In the fitness landscape representation all attractors are not equal: those with a higher fitness are in a sense "better" than the others. For self-organizing systems, "better" or "fitter" usually means "more stable" or "with more potential for growth". However, the dynamics implied by a fitness landscape does not in general lead to the overall fittest state: the system has no choice but to follow the path of steepest descent. This path will in general end in a local minimum of the potential, not in the global minimum.
Apart from changing the fitness function, the only way to get the system out of a local minimum is to add a degree of indeterminism to the dynamics, that is, to give the system the possibility to make transitions to states other than the locally most fit one.
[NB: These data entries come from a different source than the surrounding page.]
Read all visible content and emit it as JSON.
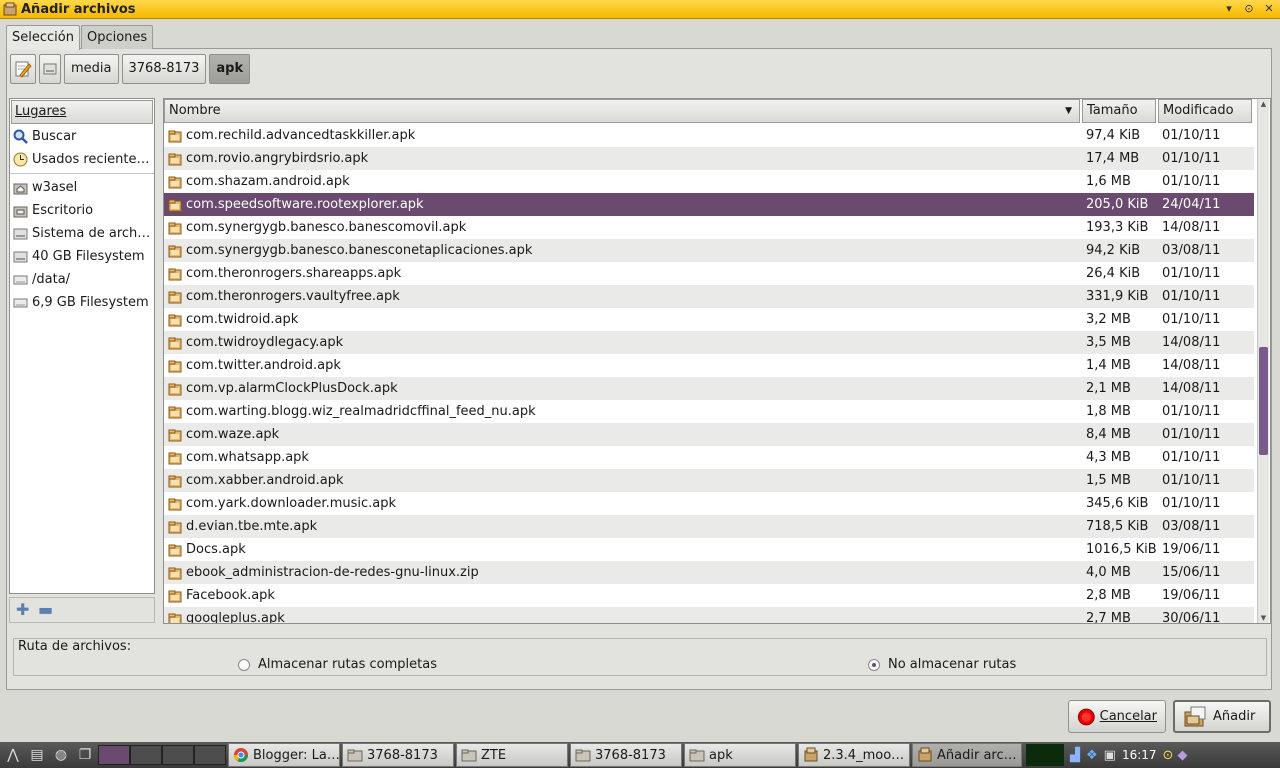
{
  "window": {
    "title": "Añadir archivos"
  },
  "tabs": [
    {
      "label": "Selección",
      "active": true
    },
    {
      "label": "Opciones",
      "active": false
    }
  ],
  "pathbar": {
    "segments": [
      "media",
      "3768-8173",
      "apk"
    ],
    "active": "apk"
  },
  "places": {
    "header": "Lugares",
    "items": [
      {
        "label": "Buscar",
        "icon": "search-icon"
      },
      {
        "label": "Usados reciente…",
        "icon": "clock-icon"
      },
      {
        "label": "w3asel",
        "icon": "home-folder-icon"
      },
      {
        "label": "Escritorio",
        "icon": "desktop-folder-icon"
      },
      {
        "label": "Sistema de arch…",
        "icon": "drive-icon"
      },
      {
        "label": "40 GB Filesystem",
        "icon": "drive-icon"
      },
      {
        "label": "/data/",
        "icon": "removable-drive-icon"
      },
      {
        "label": "6,9 GB Filesystem",
        "icon": "removable-drive-icon"
      }
    ]
  },
  "files": {
    "columns": {
      "name": "Nombre",
      "size": "Tamaño",
      "modified": "Modificado"
    },
    "rows": [
      {
        "name": "com.rechild.advancedtaskkiller.apk",
        "size": "97,4 KiB",
        "modified": "01/10/11"
      },
      {
        "name": "com.rovio.angrybirdsrio.apk",
        "size": "17,4 MB",
        "modified": "01/10/11"
      },
      {
        "name": "com.shazam.android.apk",
        "size": "1,6 MB",
        "modified": "01/10/11"
      },
      {
        "name": "com.speedsoftware.rootexplorer.apk",
        "size": "205,0 KiB",
        "modified": "24/04/11",
        "selected": true
      },
      {
        "name": "com.synergygb.banesco.banescomovil.apk",
        "size": "193,3 KiB",
        "modified": "14/08/11"
      },
      {
        "name": "com.synergygb.banesco.banesconetaplicaciones.apk",
        "size": "94,2 KiB",
        "modified": "03/08/11"
      },
      {
        "name": "com.theronrogers.shareapps.apk",
        "size": "26,4 KiB",
        "modified": "01/10/11"
      },
      {
        "name": "com.theronrogers.vaultyfree.apk",
        "size": "331,9 KiB",
        "modified": "01/10/11"
      },
      {
        "name": "com.twidroid.apk",
        "size": "3,2 MB",
        "modified": "01/10/11"
      },
      {
        "name": "com.twidroydlegacy.apk",
        "size": "3,5 MB",
        "modified": "14/08/11"
      },
      {
        "name": "com.twitter.android.apk",
        "size": "1,4 MB",
        "modified": "14/08/11"
      },
      {
        "name": "com.vp.alarmClockPlusDock.apk",
        "size": "2,1 MB",
        "modified": "14/08/11"
      },
      {
        "name": "com.warting.blogg.wiz_realmadridcffinal_feed_nu.apk",
        "size": "1,8 MB",
        "modified": "01/10/11"
      },
      {
        "name": "com.waze.apk",
        "size": "8,4 MB",
        "modified": "01/10/11"
      },
      {
        "name": "com.whatsapp.apk",
        "size": "4,3 MB",
        "modified": "01/10/11"
      },
      {
        "name": "com.xabber.android.apk",
        "size": "1,5 MB",
        "modified": "01/10/11"
      },
      {
        "name": "com.yark.downloader.music.apk",
        "size": "345,6 KiB",
        "modified": "01/10/11"
      },
      {
        "name": "d.evian.tbe.mte.apk",
        "size": "718,5 KiB",
        "modified": "03/08/11"
      },
      {
        "name": "Docs.apk",
        "size": "1016,5 KiB",
        "modified": "19/06/11"
      },
      {
        "name": "ebook_administracion-de-redes-gnu-linux.zip",
        "size": "4,0 MB",
        "modified": "15/06/11"
      },
      {
        "name": "Facebook.apk",
        "size": "2,8 MB",
        "modified": "19/06/11"
      },
      {
        "name": "googleplus.apk",
        "size": "2,7 MB",
        "modified": "30/06/11"
      }
    ]
  },
  "ruta": {
    "legend": "Ruta de archivos:",
    "options": [
      {
        "label": "Almacenar rutas completas",
        "checked": false
      },
      {
        "label": "No almacenar rutas",
        "checked": true
      }
    ]
  },
  "buttons": {
    "cancel": "Cancelar",
    "add": "Añadir"
  },
  "taskbar": {
    "tasks": [
      {
        "label": "Blogger: La…",
        "icon": "chrome-icon"
      },
      {
        "label": "3768-8173",
        "icon": "folder-icon"
      },
      {
        "label": "ZTE",
        "icon": "folder-icon"
      },
      {
        "label": "3768-8173",
        "icon": "folder-icon"
      },
      {
        "label": "apk",
        "icon": "folder-icon"
      },
      {
        "label": "2.3.4_moo…",
        "icon": "archiver-icon"
      },
      {
        "label": "Añadir arc…",
        "icon": "archiver-icon",
        "active": true
      }
    ],
    "clock": "16:17"
  },
  "colors": {
    "accent": "#6b4a70",
    "titlebar": "#f5c21a"
  }
}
This can be seen as the injection of "noise" or random perturbations into the system, which makes it deviate from its preferred trajectory. Physically, this is usually the effect of outside perturbations (e.g. vibrations, or shaking of the system) or of intrinsic indeterminacy (e.g. thermal or quantum fluctuations, or simply unknown factors that have not been incorporated into the state description). Such perturbations can "push" the system upwards, towards a higher potential. This may be sufficient to let the system escape from a local minimum, after which it will again start to descend towards a possibly deeper valley.
In general, the deeper the valley, the more difficult it will be for a perturbation to make a system leave that valley. Therefore, noise will in general make the system move out of the more shallow, and into the deeper valleys. Thus, noise will in general increase fitness. The stronger the noise the more the system will be able to escape the relatively shallow valleys, and thus reach a potentially deeper valley. However, a system with noise will never be able to really settle down in a local or global minimum, since whatever level of fitness it reaches it will still be perturbed and pushed into less fit states.
The most effective use of noise to maximize self-organization is to start with large amounts of noise which are then gradually decreased, until the noise disappears completely. The initially large perturbations will allow it to escape all local minima, while the gradual reduction will allow it to settle down in what is hopefully the deepest valley. This is the principle underlying annealing, the hardening of metals by gradually reducing the temperature, thus allowing the metal molecules to settle in the most stable crystalline configuration. The same technique applied to computer models of self-organization is called simulated annealing.